A typical American midwestern city; 14,000 souls. Named after the German town. Founded in 1829 - anything left from those days? Let’s see.

This is a relief, a good sign: prosperous painted lady next to a old friend - although the building on the left looks like someone squished in their seat when a heavy-set person sat down next to them.

Some regrettable brick on the bottom floor, but it keeps the building from being frozen in time. Looks as if it’s in use, which is preferable to being perfect and empty.

Whoa: wonder what went down for this.


Maybe there was a fire, then nothing for decades. This swoopy thing is hard to date; I’d say 1975 - 1980.

You know what it was, or is. By now you have to know.

The OUB, or Obligatory Ugly Bank. Sorta kinda has columns, as a bank should, but it's the barest hint. The end of a two-milennia tradition, ending before your eyes.

I’d bet $5 this was a department store.

I’d bet $2.50 it had a metal front, too. With big script letters.

No, it doesn’t fit in - and that’s what makes the block interesting.

Everything else is late 19th-century skinny-window architecture; here comes a big tall proud slab of Rome.

Boarded up windows: the sign of the American small-town downtown. Even when the building is still in use. It’s just peculiar how many building owners said “no access to light and air, that’s what this structure needs.”


Nice frame for the Google Car.

Another example of retrofitted windows. I’m sure they wanted modern windows to practical reasons, but c'mon.

Lop off the onion dome! Board up half the windows! There, the old gal’s ready for 1965.


Buckaroo’d and then some, with those scary scar-tissue slats in the windows:


The third floor of the building on the right looks as if it’s stuffed with ancient junk and mummified hobos.


The third floor of the building on the left had a big window that let light stream in to glorify the interior - artist’s studio? Dance school? Must have been lovely on a twilight summer evening.

The NBA used to meet on the third floor:

Look at the ground floor’s attempt to make the building more inviting. One guy said “I’m putting up some ersatz Byzantine stuff all the way around; want to go in with me?” and the other said “I’m putting up a some fake stones and then my name will go over that, and that’s the end of the discussion”

Some day those buildings might be saved. But imagine living in this town in the 40s: even then, these buildings would look archaic.

Your occasional reminder that trees accomplish nothing.

"We can do so much with bricks now!”

Yes, fine; why didn’t you, then? This looks like a Minecraft castle.

Boo, a ghost:

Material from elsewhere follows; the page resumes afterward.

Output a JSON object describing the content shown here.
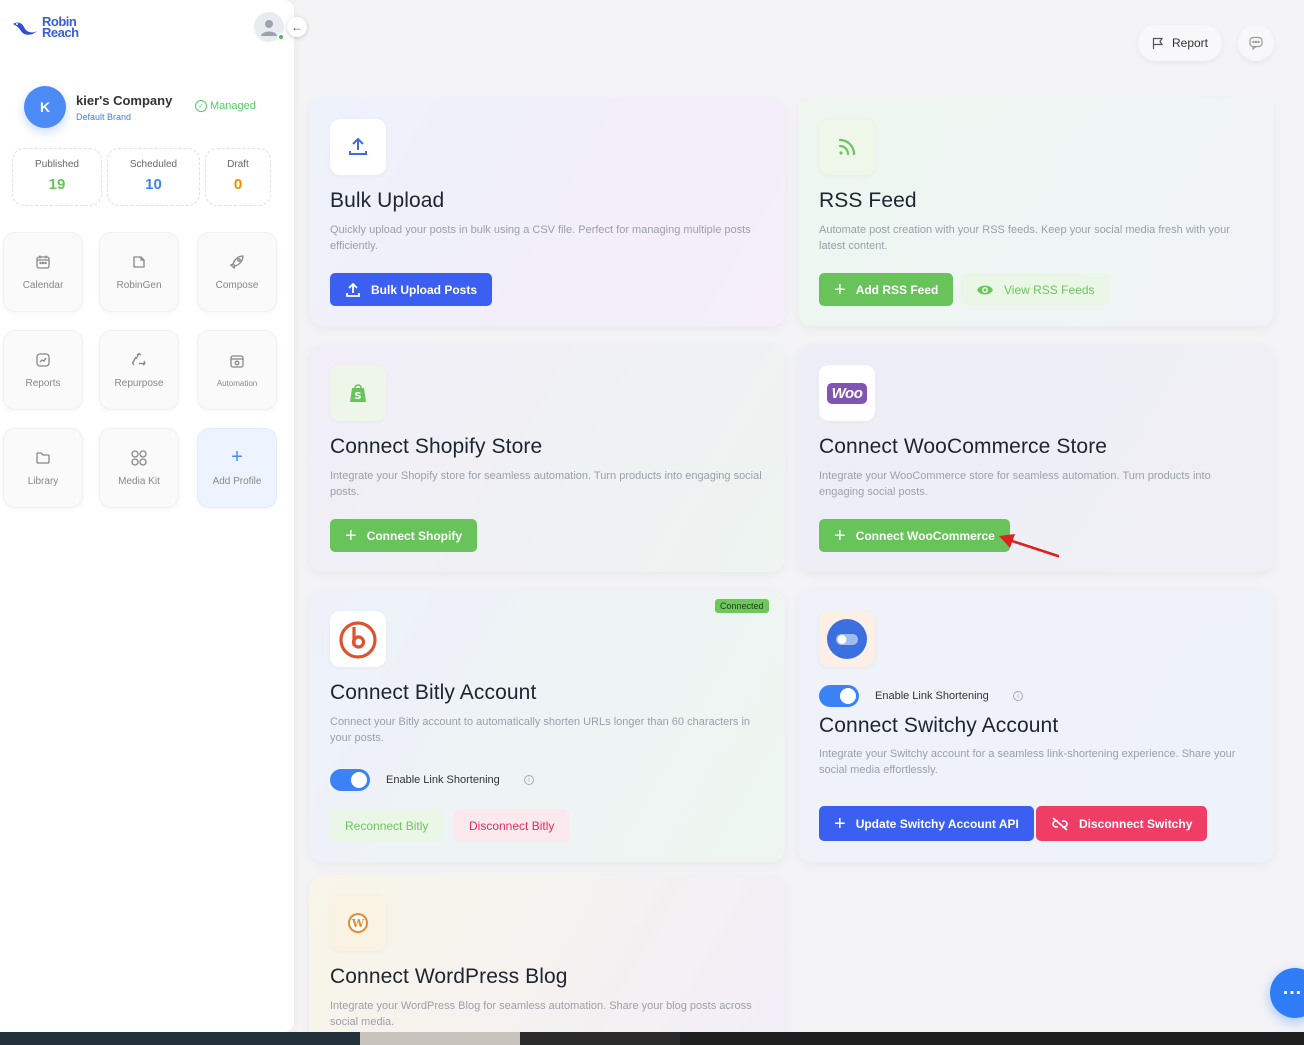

A remnant of a furniture store. Watch the original building go down here, if you wish.


The Civic Glory around which the rest of the downtown revolves.

These always seem to look better than the businesses that fed them.